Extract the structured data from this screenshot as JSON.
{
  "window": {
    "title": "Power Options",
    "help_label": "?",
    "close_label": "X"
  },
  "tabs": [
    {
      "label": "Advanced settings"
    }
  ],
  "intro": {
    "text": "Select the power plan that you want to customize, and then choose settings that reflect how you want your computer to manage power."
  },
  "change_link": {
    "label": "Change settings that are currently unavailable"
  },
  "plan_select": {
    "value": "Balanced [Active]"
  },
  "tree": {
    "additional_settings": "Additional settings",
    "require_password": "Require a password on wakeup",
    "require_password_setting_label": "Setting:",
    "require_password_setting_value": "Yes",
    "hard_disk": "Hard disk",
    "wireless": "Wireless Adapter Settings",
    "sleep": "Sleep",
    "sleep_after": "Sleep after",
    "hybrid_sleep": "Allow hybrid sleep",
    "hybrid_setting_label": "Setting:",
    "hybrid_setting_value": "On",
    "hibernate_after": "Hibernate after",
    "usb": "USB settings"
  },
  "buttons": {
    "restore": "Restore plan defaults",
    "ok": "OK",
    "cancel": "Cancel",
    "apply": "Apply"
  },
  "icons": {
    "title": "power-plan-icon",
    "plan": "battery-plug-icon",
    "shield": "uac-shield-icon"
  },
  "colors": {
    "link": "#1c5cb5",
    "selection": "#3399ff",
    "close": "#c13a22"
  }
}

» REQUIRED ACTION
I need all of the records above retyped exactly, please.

» WRITTEN ANSWER
Extract the structured data from this screenshot as JSON.
{
  "window": {
    "title": "Power Options",
    "help_label": "?",
    "close_label": "X"
  },
  "tabs": [
    {
      "label": "Advanced settings"
    }
  ],
  "intro": {
    "text": "Select the power plan that you want to customize, and then choose settings that reflect how you want your computer to manage power."
  },
  "change_link": {
    "label": "Change settings that are currently unavailable"
  },
  "plan_select": {
    "value": "Balanced [Active]"
  },
  "tree": {
    "additional_settings": "Additional settings",
    "require_password": "Require a password on wakeup",
    "require_password_setting_label": "Setting:",
    "require_password_setting_value": "Yes",
    "hard_disk": "Hard disk",
    "wireless": "Wireless Adapter Settings",
    "sleep": "Sleep",
    "sleep_after": "Sleep after",
    "hybrid_sleep": "Allow hybrid sleep",
    "hybrid_setting_label": "Setting:",
    "hybrid_setting_value": "On",
    "hibernate_after": "Hibernate after",
    "usb": "USB settings"
  },
  "buttons": {
    "restore": "Restore plan defaults",
    "ok": "OK",
    "cancel": "Cancel",
    "apply": "Apply"
  },
  "icons": {
    "title": "power-plan-icon",
    "plan": "battery-plug-icon",
    "shield": "uac-shield-icon"
  },
  "colors": {
    "link": "#1c5cb5",
    "selection": "#3399ff",
    "close": "#c13a22"
  }
}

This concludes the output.